Students looking to get psyched about the United States Constitution are in luck. The Tony Award-nominated play “What the Constitution Means to Me” announced Friday that the production will be working with the Mayor’s Fund to subsidize tickets for hundreds of students with the launch of the NYC Civics and Arts Fund.
The Fund’s relationship with “What the Constitution Means to Me” marks the program’s first collaboration with a Broadway show. The initiative plans to work with organizations such as the New York Theatre Workshop, the Debate Society, the Gilder Lehrman Institute of American History and the New-York Historical Society to help determine which students qualify for the program and to provide educational resources. The mission of the Fund, according to the statement, is to “connect young adults to art performances and creative programs that promote civics learning, thinking and engagement.”
The announcement adds to a growing amount of buzz surrounding the break-out success of “What the Constitution Means to Me,” which has raked up awards including the New York Drama Critics’ Circle Award, an Obie Award for Best New American Play, in addition to being named a Pulitzer Prize finalist.
Written by Heidi Schreck (who also stars in the production) and directed by Oliver Butler, the play originated off-Broadway before making its way to Broadway’s Helen Hayes Theater this spring — a move that exposed the story of a 15-year-old Schreck dealing with her personal, and often thorny, relationship with the Constitution to a new audience.
“Growing up, I was fortunate to be able to attend live theater and it changed my life,” Schreck said in a statement to ALL ARTS. “It gave me an understanding of the world beyond my small town upbringing and brought me so much joy. I am deeply honored to partner with the Mayor’s Fund to hopefully pass on some of that joy by making live theater more accessible to young people today.”
The play, performed by Schreck with explosive intensity, is drawn from the performer’s own teen years, during which she traveled to various American Legion halls across the country to debate aspects of the Constitution. Throughout the 100-minute piece, Shreck dons a yellow blazer (a color of the national women’s suffrage movement) to reenact the speeches from her competition days.
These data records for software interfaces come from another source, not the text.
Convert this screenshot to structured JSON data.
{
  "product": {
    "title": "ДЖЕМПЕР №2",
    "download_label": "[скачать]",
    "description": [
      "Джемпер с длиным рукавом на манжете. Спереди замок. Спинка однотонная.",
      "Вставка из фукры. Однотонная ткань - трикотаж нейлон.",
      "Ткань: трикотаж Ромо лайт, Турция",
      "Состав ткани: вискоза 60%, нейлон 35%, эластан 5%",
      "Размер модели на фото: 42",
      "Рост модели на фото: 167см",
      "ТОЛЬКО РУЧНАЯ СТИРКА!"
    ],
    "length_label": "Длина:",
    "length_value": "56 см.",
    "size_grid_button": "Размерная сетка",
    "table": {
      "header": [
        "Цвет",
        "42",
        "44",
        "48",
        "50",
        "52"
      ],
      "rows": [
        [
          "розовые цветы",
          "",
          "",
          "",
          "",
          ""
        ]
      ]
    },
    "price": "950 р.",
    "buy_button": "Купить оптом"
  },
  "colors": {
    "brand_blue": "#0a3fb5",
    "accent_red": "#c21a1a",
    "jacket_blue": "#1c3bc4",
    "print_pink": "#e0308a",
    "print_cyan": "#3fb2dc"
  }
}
As she moves through the material, Schreck laces together a legacy of trauma, passed down through generations of women like a leaded suit, with a meditation on how the Constitution both perpetuates injustices against women and provides room for these inequalities to be addressed.
The discounted tickets provided through the Fund will be available to eligible students through the remainder of the show’s run, which was recently extended through Aug. 24, 2019.
Top Image: Heidi Schreck in "What the Conststution Means to Me." Photo: Joan Marcus.